**What is needed:** Search the lines of the records for the word "date", and copy every line that has it.

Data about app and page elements
····················

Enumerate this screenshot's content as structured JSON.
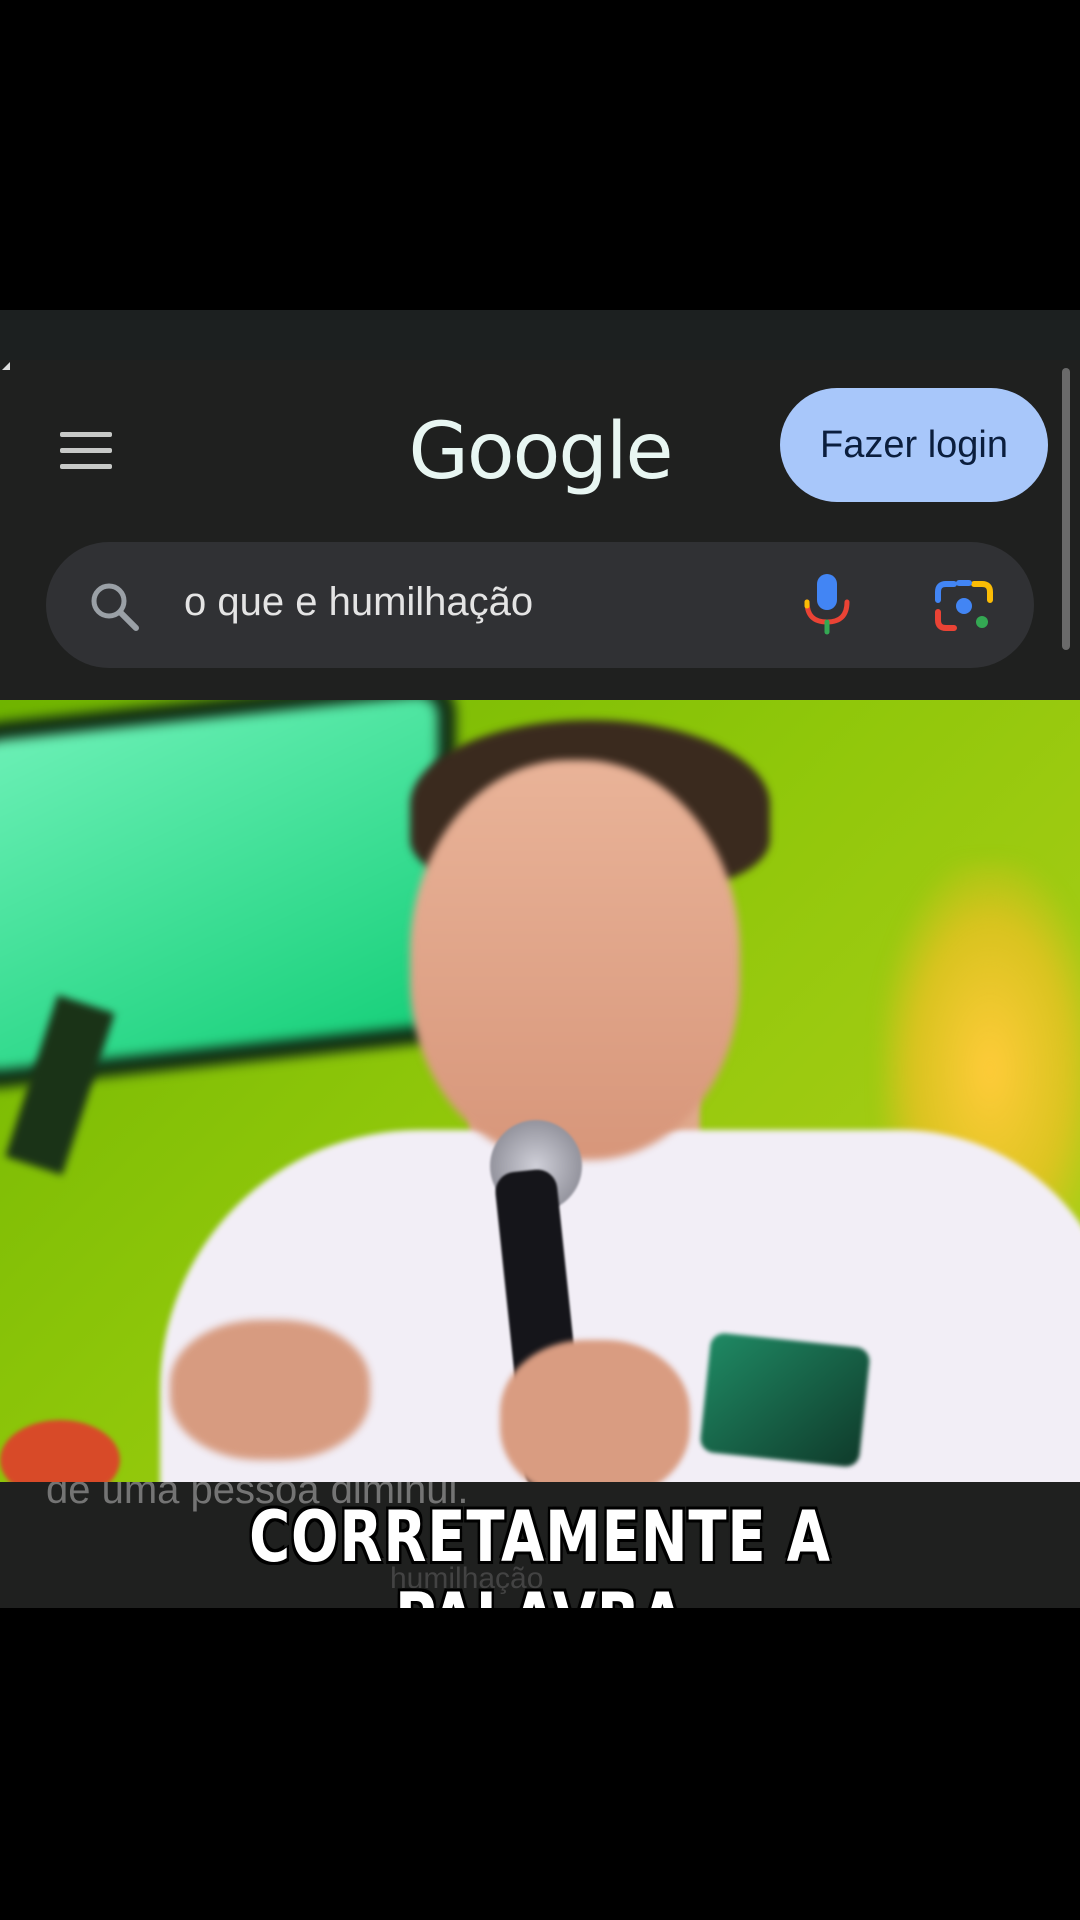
{
  "header": {
    "logo_text": "Google",
    "login_label": "Fazer login"
  },
  "search": {
    "query": "o que e humilhação"
  },
  "video": {
    "subtitle_ghost": "de uma pessoa diminui.",
    "subtitle_ghost2": "humilhação",
    "caption": "CORRETAMENTE A PALAVRA"
  },
  "colors": {
    "login_button_bg": "#a8c7fa",
    "search_bar_bg": "#303134",
    "page_bg": "#1f201f"
  },
  "icons": [
    "menu-icon",
    "search-icon",
    "microphone-icon",
    "google-lens-icon"
  ]
}
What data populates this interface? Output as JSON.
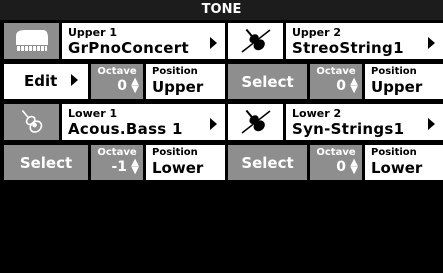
{
  "title": "TONE",
  "parts": [
    {
      "key": "upper1",
      "label": "Upper 1",
      "tone": "GrPnoConcert",
      "icon": "piano-icon",
      "action": "Edit",
      "octave_label": "Octave",
      "octave": "0",
      "position_label": "Position",
      "position": "Upper"
    },
    {
      "key": "upper2",
      "label": "Upper 2",
      "tone": "StreoString1",
      "icon": "violin-icon",
      "action": "Select",
      "octave_label": "Octave",
      "octave": "0",
      "position_label": "Position",
      "position": "Upper"
    },
    {
      "key": "lower1",
      "label": "Lower 1",
      "tone": "Acous.Bass 1",
      "icon": "guitar-icon",
      "action": "Select",
      "octave_label": "Octave",
      "octave": "-1",
      "position_label": "Position",
      "position": "Lower"
    },
    {
      "key": "lower2",
      "label": "Lower 2",
      "tone": "Syn-Strings1",
      "icon": "violin-icon",
      "action": "Select",
      "octave_label": "Octave",
      "octave": "0",
      "position_label": "Position",
      "position": "Lower"
    }
  ],
  "colors": {
    "background": "#000000",
    "tile": "#8e8e8e",
    "panel": "#ffffff",
    "titlebar": "#1c1c1c"
  }
}
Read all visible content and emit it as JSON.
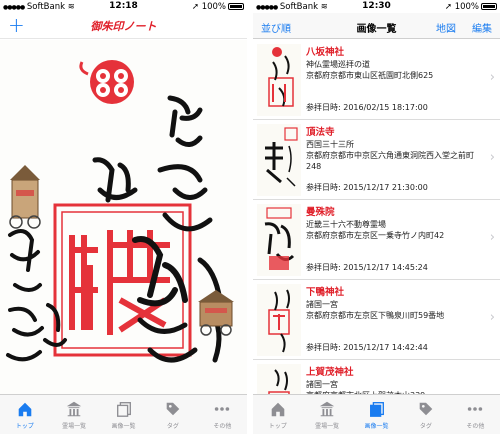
{
  "colors": {
    "accent": "#1a7cf0",
    "stamp_red": "#e0202a",
    "ink": "#111111",
    "inactive": "#8e8e93"
  },
  "left_screen": {
    "status": {
      "carrier": "SoftBank",
      "time": "12:18",
      "battery": "100%"
    },
    "nav": {
      "add_icon": "+",
      "title": "御朱印ノート"
    },
    "tabs": [
      {
        "label": "トップ",
        "icon": "house-icon",
        "active": true
      },
      {
        "label": "霊場一覧",
        "icon": "temple-icon",
        "active": false
      },
      {
        "label": "画像一覧",
        "icon": "images-icon",
        "active": false
      },
      {
        "label": "タグ",
        "icon": "tag-icon",
        "active": false
      },
      {
        "label": "その他",
        "icon": "more-icon",
        "active": false
      }
    ]
  },
  "right_screen": {
    "status": {
      "carrier": "SoftBank",
      "time": "12:30",
      "battery": "100%"
    },
    "nav": {
      "sort_label": "並び順",
      "title": "画像一覧",
      "map_label": "地図",
      "edit_label": "編集"
    },
    "items": [
      {
        "name": "八坂神社",
        "desc": "神仏霊場巡拝の道\n京都府京都市東山区祇園町北側625",
        "date": "参拝日時: 2016/02/15 18:17:00"
      },
      {
        "name": "頂法寺",
        "desc": "西国三十三所\n京都府京都市中京区六角通東洞院西入堂之前町248",
        "date": "参拝日時: 2015/12/17 21:30:00"
      },
      {
        "name": "曼殊院",
        "desc": "近畿三十六不動尊霊場\n京都府京都市左京区一乗寺竹ノ内町42",
        "date": "参拝日時: 2015/12/17 14:45:24"
      },
      {
        "name": "下鴨神社",
        "desc": "諸国一宮\n京都府京都市左京区下鴨泉川町59番地",
        "date": "参拝日時: 2015/12/17 14:42:44"
      },
      {
        "name": "上賀茂神社",
        "desc": "諸国一宮\n京都府京都市北区上賀茂本山339",
        "date": ""
      }
    ],
    "tabs": [
      {
        "label": "トップ",
        "icon": "house-icon",
        "active": false
      },
      {
        "label": "霊場一覧",
        "icon": "temple-icon",
        "active": false
      },
      {
        "label": "画像一覧",
        "icon": "images-icon",
        "active": true
      },
      {
        "label": "タグ",
        "icon": "tag-icon",
        "active": false
      },
      {
        "label": "その他",
        "icon": "more-icon",
        "active": false
      }
    ]
  }
}
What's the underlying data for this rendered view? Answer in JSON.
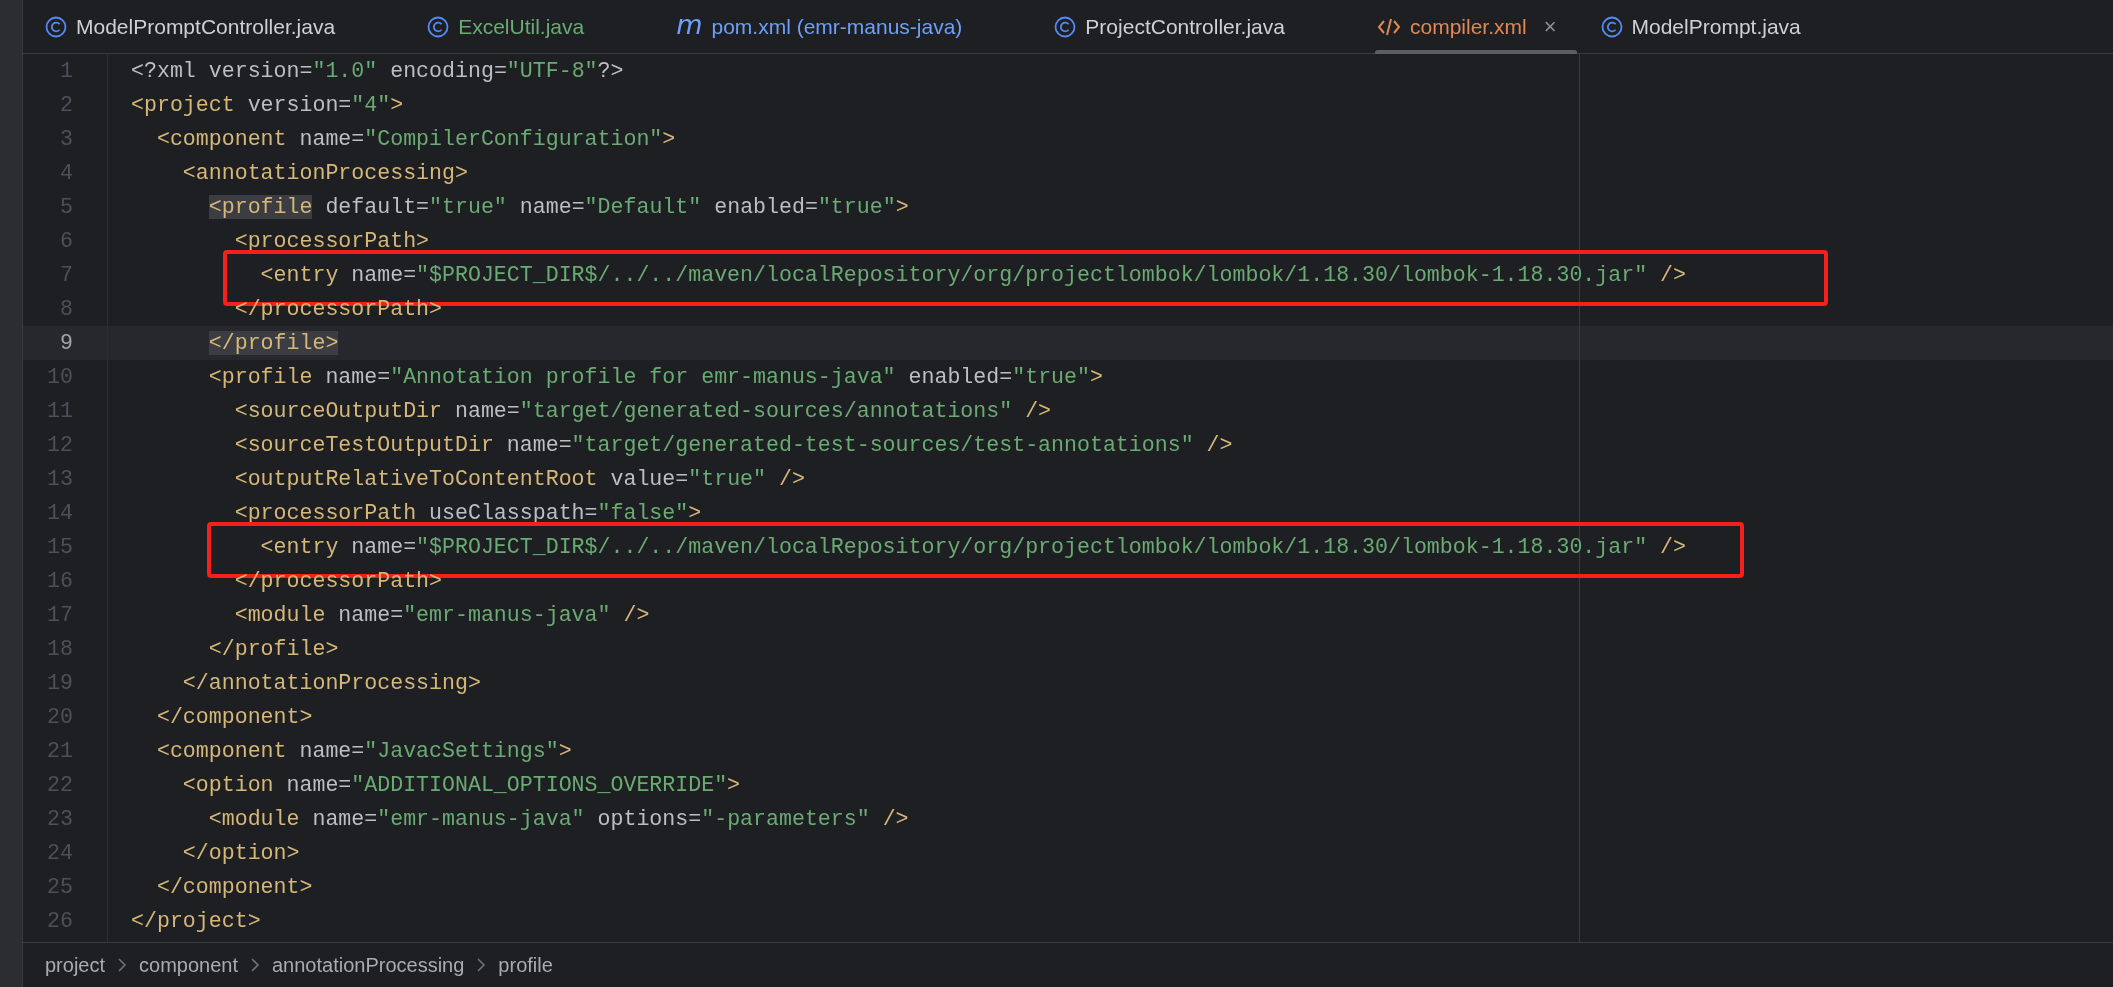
{
  "tabs": [
    {
      "label": "ModelPromptController.java",
      "kind": "class",
      "color": "#cdd0d6",
      "selected": false
    },
    {
      "label": "ExcelUtil.java",
      "kind": "class",
      "color": "#6aab73",
      "selected": false
    },
    {
      "label": "pom.xml (emr-manus-java)",
      "kind": "maven",
      "icon_text": "m",
      "color": "#6f9ff8",
      "selected": false
    },
    {
      "label": "ProjectController.java",
      "kind": "class",
      "color": "#cdd0d6",
      "selected": false
    },
    {
      "label": "compiler.xml",
      "kind": "xml",
      "color": "#e08855",
      "selected": true,
      "close": "×"
    },
    {
      "label": "ModelPrompt.java",
      "kind": "class",
      "color": "#cdd0d6",
      "selected": false
    }
  ],
  "lines": [
    {
      "number": "1",
      "current": false,
      "framed": false,
      "tokens": [
        {
          "kind": "text",
          "text": "<?xml"
        },
        {
          "kind": "attr",
          "text": " version"
        },
        {
          "kind": "text",
          "text": "="
        },
        {
          "kind": "value",
          "text": "\"1.0\""
        },
        {
          "kind": "attr",
          "text": " encoding"
        },
        {
          "kind": "text",
          "text": "="
        },
        {
          "kind": "value",
          "text": "\"UTF-8\""
        },
        {
          "kind": "text",
          "text": "?>"
        }
      ]
    },
    {
      "number": "2",
      "current": false,
      "framed": false,
      "tokens": [
        {
          "kind": "tag",
          "text": "<project"
        },
        {
          "kind": "attr",
          "text": " version"
        },
        {
          "kind": "text",
          "text": "="
        },
        {
          "kind": "value",
          "text": "\"4\""
        },
        {
          "kind": "tag",
          "text": ">"
        }
      ]
    },
    {
      "number": "3",
      "current": false,
      "framed": false,
      "tokens": [
        {
          "kind": "tag",
          "text": "  <component"
        },
        {
          "kind": "attr",
          "text": " name"
        },
        {
          "kind": "text",
          "text": "="
        },
        {
          "kind": "value",
          "text": "\"CompilerConfiguration\""
        },
        {
          "kind": "tag",
          "text": ">"
        }
      ]
    },
    {
      "number": "4",
      "current": false,
      "framed": false,
      "tokens": [
        {
          "kind": "tag",
          "text": "    <annotationProcessing>"
        }
      ]
    },
    {
      "number": "5",
      "current": false,
      "framed": false,
      "tokens": [
        {
          "kind": "tag",
          "text": "      <profile",
          "match": true
        },
        {
          "kind": "attr",
          "text": " default"
        },
        {
          "kind": "text",
          "text": "="
        },
        {
          "kind": "value",
          "text": "\"true\""
        },
        {
          "kind": "attr",
          "text": " name"
        },
        {
          "kind": "text",
          "text": "="
        },
        {
          "kind": "value",
          "text": "\"Default\""
        },
        {
          "kind": "attr",
          "text": " enabled"
        },
        {
          "kind": "text",
          "text": "="
        },
        {
          "kind": "value",
          "text": "\"true\""
        },
        {
          "kind": "tag",
          "text": ">"
        }
      ]
    },
    {
      "number": "6",
      "current": false,
      "framed": false,
      "tokens": [
        {
          "kind": "tag",
          "text": "        <processorPath>"
        }
      ]
    },
    {
      "number": "7",
      "current": false,
      "framed": true,
      "tokens": [
        {
          "kind": "tag",
          "text": "          <entry"
        },
        {
          "kind": "attr",
          "text": " name"
        },
        {
          "kind": "text",
          "text": "="
        },
        {
          "kind": "value",
          "text": "\"$PROJECT_DIR$/../../maven/localRepository/org/projectlombok/lombok/1.18.30/lombok-1.18.30.jar\""
        },
        {
          "kind": "tag",
          "text": " />"
        }
      ]
    },
    {
      "number": "8",
      "current": false,
      "framed": false,
      "tokens": [
        {
          "kind": "tag",
          "text": "        </processorPath>"
        }
      ]
    },
    {
      "number": "9",
      "current": true,
      "framed": false,
      "tokens": [
        {
          "kind": "tag",
          "text": "      </profile>",
          "match": true
        }
      ]
    },
    {
      "number": "10",
      "current": false,
      "framed": false,
      "tokens": [
        {
          "kind": "tag",
          "text": "      <profile"
        },
        {
          "kind": "attr",
          "text": " name"
        },
        {
          "kind": "text",
          "text": "="
        },
        {
          "kind": "value",
          "text": "\"Annotation profile for emr-manus-java\""
        },
        {
          "kind": "attr",
          "text": " enabled"
        },
        {
          "kind": "text",
          "text": "="
        },
        {
          "kind": "value",
          "text": "\"true\""
        },
        {
          "kind": "tag",
          "text": ">"
        }
      ]
    },
    {
      "number": "11",
      "current": false,
      "framed": false,
      "tokens": [
        {
          "kind": "tag",
          "text": "        <sourceOutputDir"
        },
        {
          "kind": "attr",
          "text": " name"
        },
        {
          "kind": "text",
          "text": "="
        },
        {
          "kind": "value",
          "text": "\"target/generated-sources/annotations\""
        },
        {
          "kind": "tag",
          "text": " />"
        }
      ]
    },
    {
      "number": "12",
      "current": false,
      "framed": false,
      "tokens": [
        {
          "kind": "tag",
          "text": "        <sourceTestOutputDir"
        },
        {
          "kind": "attr",
          "text": " name"
        },
        {
          "kind": "text",
          "text": "="
        },
        {
          "kind": "value",
          "text": "\"target/generated-test-sources/test-annotations\""
        },
        {
          "kind": "tag",
          "text": " />"
        }
      ]
    },
    {
      "number": "13",
      "current": false,
      "framed": false,
      "tokens": [
        {
          "kind": "tag",
          "text": "        <outputRelativeToContentRoot"
        },
        {
          "kind": "attr",
          "text": " value"
        },
        {
          "kind": "text",
          "text": "="
        },
        {
          "kind": "value",
          "text": "\"true\""
        },
        {
          "kind": "tag",
          "text": " />"
        }
      ]
    },
    {
      "number": "14",
      "current": false,
      "framed": false,
      "tokens": [
        {
          "kind": "tag",
          "text": "        <processorPath"
        },
        {
          "kind": "attr",
          "text": " useClasspath"
        },
        {
          "kind": "text",
          "text": "="
        },
        {
          "kind": "value",
          "text": "\"false\""
        },
        {
          "kind": "tag",
          "text": ">"
        }
      ]
    },
    {
      "number": "15",
      "current": false,
      "framed": true,
      "tokens": [
        {
          "kind": "tag",
          "text": "          <entry"
        },
        {
          "kind": "attr",
          "text": " name"
        },
        {
          "kind": "text",
          "text": "="
        },
        {
          "kind": "value",
          "text": "\"$PROJECT_DIR$/../../maven/localRepository/org/projectlombok/lombok/1.18.30/lombok-1.18.30.jar\""
        },
        {
          "kind": "tag",
          "text": " />"
        }
      ]
    },
    {
      "number": "16",
      "current": false,
      "framed": false,
      "tokens": [
        {
          "kind": "tag",
          "text": "        </processorPath>"
        }
      ]
    },
    {
      "number": "17",
      "current": false,
      "framed": false,
      "tokens": [
        {
          "kind": "tag",
          "text": "        <module"
        },
        {
          "kind": "attr",
          "text": " name"
        },
        {
          "kind": "text",
          "text": "="
        },
        {
          "kind": "value",
          "text": "\"emr-manus-java\""
        },
        {
          "kind": "tag",
          "text": " />"
        }
      ]
    },
    {
      "number": "18",
      "current": false,
      "framed": false,
      "tokens": [
        {
          "kind": "tag",
          "text": "      </profile>"
        }
      ]
    },
    {
      "number": "19",
      "current": false,
      "framed": false,
      "tokens": [
        {
          "kind": "tag",
          "text": "    </annotationProcessing>"
        }
      ]
    },
    {
      "number": "20",
      "current": false,
      "framed": false,
      "tokens": [
        {
          "kind": "tag",
          "text": "  </component>"
        }
      ]
    },
    {
      "number": "21",
      "current": false,
      "framed": false,
      "tokens": [
        {
          "kind": "tag",
          "text": "  <component"
        },
        {
          "kind": "attr",
          "text": " name"
        },
        {
          "kind": "text",
          "text": "="
        },
        {
          "kind": "value",
          "text": "\"JavacSettings\""
        },
        {
          "kind": "tag",
          "text": ">"
        }
      ]
    },
    {
      "number": "22",
      "current": false,
      "framed": false,
      "tokens": [
        {
          "kind": "tag",
          "text": "    <option"
        },
        {
          "kind": "attr",
          "text": " name"
        },
        {
          "kind": "text",
          "text": "="
        },
        {
          "kind": "value",
          "text": "\"ADDITIONAL_OPTIONS_OVERRIDE\""
        },
        {
          "kind": "tag",
          "text": ">"
        }
      ]
    },
    {
      "number": "23",
      "current": false,
      "framed": false,
      "tokens": [
        {
          "kind": "tag",
          "text": "      <module"
        },
        {
          "kind": "attr",
          "text": " name"
        },
        {
          "kind": "text",
          "text": "="
        },
        {
          "kind": "value",
          "text": "\"emr-manus-java\""
        },
        {
          "kind": "attr",
          "text": " options"
        },
        {
          "kind": "text",
          "text": "="
        },
        {
          "kind": "value",
          "text": "\"-parameters\""
        },
        {
          "kind": "tag",
          "text": " />"
        }
      ]
    },
    {
      "number": "24",
      "current": false,
      "framed": false,
      "tokens": [
        {
          "kind": "tag",
          "text": "    </option>"
        }
      ]
    },
    {
      "number": "25",
      "current": false,
      "framed": false,
      "tokens": [
        {
          "kind": "tag",
          "text": "  </component>"
        }
      ]
    },
    {
      "number": "26",
      "current": false,
      "framed": false,
      "tokens": [
        {
          "kind": "tag",
          "text": "</project>"
        }
      ]
    }
  ],
  "breadcrumbs": [
    "project",
    "component",
    "annotationProcessing",
    "profile"
  ]
}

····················

**Answer to this task:**
        "date": "参拝日時: 2016/02/15 18:17:00"
        "date": "参拝日時: 2015/12/17 21:30:00"
        "date": "参拝日時: 2015/12/17 14:45:24"
        "date": "参拝日時: 2015/12/17 14:42:44"
        "date": ""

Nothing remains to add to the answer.